Choosing Place of Birth

woman in white lace sleeveless dress standing beside brown wooden crib

Hospital, birth center or home?

How do you decide the best place to have your baby? Is giving birth in a hospital safer?

As you prepare for birth, one of the decisions you will need to make is where to have your baby. It might surprise you to learn that hospitals have not always been the place where women have given birth. And believe it or not, an increasing number of women today are looking beyond hospitals as their chosen place to have their baby.

A Bit of Birth History – Where were babies born?

An interesting fact about childbirth in hospitals is that until about 1920, the majority of women gave birth at home. Chances are very high that your grandparents were all born at home. It was only a small handful of women who were using hospitals as their primary place to have their babies. As various forms of pain relief became available, more women were drawn to hospitals to give birth. The increased use of antibiotics and sterile technique made giving birth in hospitals safer for women than in previous years.

Pros and Cons of Hospital, Birth Center and Homebirth

Since the options are all very different, let’s take each birth place and discuss the various advantages to each:

I. Hospital


  • Anesthesia (for surgery) and analgesia (pain relief) is readily available in hospitals.
  • Helpful for many women and/or babies with high-risk health issues.
  • Additional help in recovery.


  • Medical interventions are harder to avoid in hospitals.
  • Medical staff (for the most part) are strangers to mother.
  • Lack of privacy.
  • Hospital environment can be stressful, noisy and less relaxing.
  • Highest chance of infection for mother and baby in hospitals (see below).
  • Cannot eat or most hospitals.
  • Highest Cesarean rate of all three places of birth

II. Birth Center


  • Fewer medical interventions in birth centers.
  • Medical staff (midwives typically) are more familiar to mother and family.
  • Often birth centers have many natural pain relief options such as jacuzzis.
  • Better freedom of movement during labor and birth of baby (little or no restrictions on mother’s choice of positioning)
  • Mother can eat and drink as she desires in birth centers.


  • No anesthesia available.
  • Transfer from birth center to hospital is required for complications with mother or baby.
  • May not be available to all women due to insurance or lack of birth centers in their area.
  • Typically must leave birth center within about 6-10 hours after birth.

III. Homebirth


  • Environment is more relaxing at home.
  • Medical staff (midwives) and helpers are well-known to mother and family.
  • Little to no medical intervention in homebirth.
  • No restriction on eating.
  • No restriction on positioning.
  • No limits placed on length of labor at a homebirth.
  • Lowest risk of infection from all three places of birth.
  • Homebirth has the lowest chance of a Cesarean birth


  • No analgesia or anesthesia available in home birth.
  • Homebirth requires transfer for complications of mother or baby.
  • Expertise and training of home birth support/medical team varies.
  • Mother and labor partners may have to provide their own pain relief options such as a tub rental.
  • Not covered by all insurance.
  • Parents may need to arrange for their own immediate postpartum help if needed.

While hospitals may be an excellent option for some women, many birth experts agree that the majority of women can safely give birth in either birth centers or at home.

Research about Safety of Birth Centers and Homebirth

It is not unusual to question the safety of giving birth out of the hospital.

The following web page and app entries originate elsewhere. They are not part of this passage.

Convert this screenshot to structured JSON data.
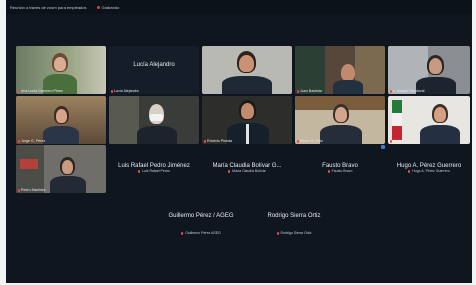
{
  "topbar": {
    "title": "Reunión a ​​través de zoom para empleados",
    "recording_label": "Grabando"
  },
  "tiles": [
    {
      "name": "Ana Lucía Guerrero Pérez"
    },
    {
      "name": "Lucía Alejandro",
      "subname": "Lucía Alejandro"
    },
    {
      "name": ""
    },
    {
      "name": "Juan Bautista"
    },
    {
      "name": "L. Aragón Sandoval"
    },
    {
      "name": "Jorge G. Pérez"
    },
    {
      "name": ""
    },
    {
      "name": "Roberto Pineda"
    },
    {
      "name": "Víctor M. Ortiz"
    },
    {
      "name": "Héctor Fonseca"
    },
    {
      "name": "Pedro Martínez"
    }
  ],
  "name_only": [
    {
      "name": "Luis Rafael Pedro Jiménez",
      "sub": "Luis Rafael Pedro"
    },
    {
      "name": "María Claudia Bolívar G...",
      "sub": "María Claudia Bolívar"
    },
    {
      "name": "Fausto Bravo",
      "sub": "Fausto Bravo"
    },
    {
      "name": "Hugo A. Pérez Guerrero",
      "sub": "Hugo A. Pérez Guerrero"
    },
    {
      "name": "Guillermo Pérez / AGEG",
      "sub": "Guillermo Pérez ASEG"
    },
    {
      "name": "Rodrigo Sierra Ortiz",
      "sub": "Rodrigo Sierra Ortiz"
    }
  ],
  "colors": {
    "background": "#0f1620",
    "muted_mic": "#e84b4b"
  }
}
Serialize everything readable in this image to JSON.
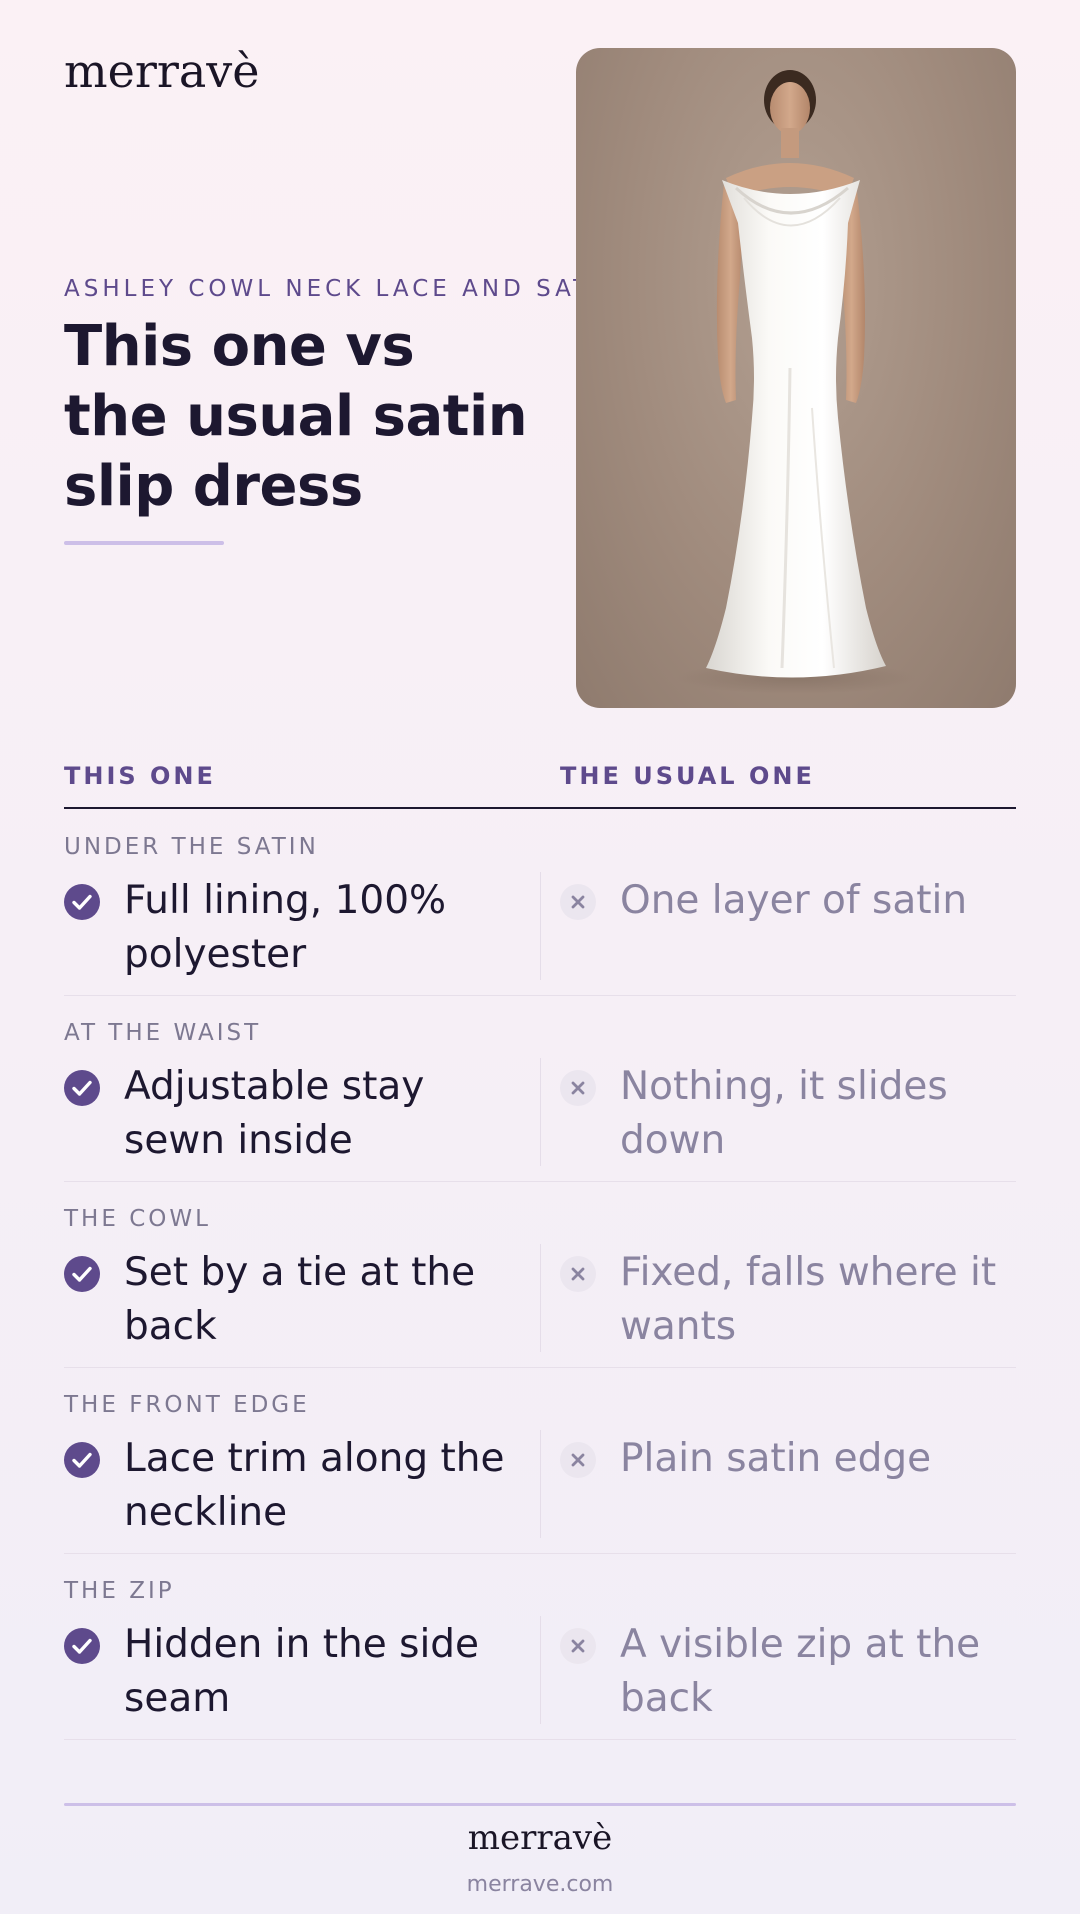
{
  "brand": {
    "logo": "merravè",
    "url": "merrave.com"
  },
  "hero": {
    "eyebrow": "ASHLEY COWL NECK LACE AND SATIN",
    "headline": "This one vs the usual satin slip dress",
    "image_alt": "Model wearing a white cowl neck satin slip gown"
  },
  "table": {
    "col_left": "THIS ONE",
    "col_right": "THE USUAL ONE",
    "rows": [
      {
        "label": "UNDER THE SATIN",
        "this_one": "Full lining, 100% polyester",
        "usual_one": "One layer of satin"
      },
      {
        "label": "AT THE WAIST",
        "this_one": "Adjustable stay sewn inside",
        "usual_one": "Nothing, it slides down"
      },
      {
        "label": "THE COWL",
        "this_one": "Set by a tie at the back",
        "usual_one": "Fixed, falls where it wants"
      },
      {
        "label": "THE FRONT EDGE",
        "this_one": "Lace trim along the neckline",
        "usual_one": "Plain satin edge"
      },
      {
        "label": "THE ZIP",
        "this_one": "Hidden in the side seam",
        "usual_one": "A visible zip at the back"
      }
    ]
  },
  "icons": {
    "positive": "check-circle-icon",
    "negative": "x-circle-icon"
  },
  "colors": {
    "accent": "#5e4a8c",
    "text": "#1d1830",
    "muted": "#8a84a0",
    "rule": "#cdbfe8"
  }
}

After all, we are so used to births taking place in hospitals in today’s culture. It seems that hospitals would, by nature, be a safer option for women.

A study of nearly 3,000 birth center births versus hospital births found that not only did both places resulted in equally safe outcomes for both mothers and babies, but the women who gave birth in birth centers wound up with fewer epidurals and cesareans.

What about homebirth safety? Another study in the British Medical Journal looked at hospitals births verus home births attended by Certified Professional Midwives (CPM). Researchers concluded the following, “Planned home birth for low risk women in North America using certified professional midwives was associated with lower rates of medical intervention but similar intrapartum and neonatal mortality to that of low risk hospital births in the United States.”

While hospitals may be the best choice for high-risk mothers, it is a public setting that is notorious for passing infection from one patient to another. Experts believe that about 1 in every 20 hospital patients become infected every year, which translates to about 2 million people.

Making Your Best Choice

How do you decide? Be sure to take tours of various facilities in your area, interview medical providers and talk to your friends, neighbors, childbirth educator, doula and people in your local area about their experiences. Don’t forget to read the medical research as well as investigate what your insurance benefits will cover as you make your decision.

For more information about choosing a medical provider, see Midwife or Obstetrician.

How have you made your decision for a place of birth? Tell us in the forum!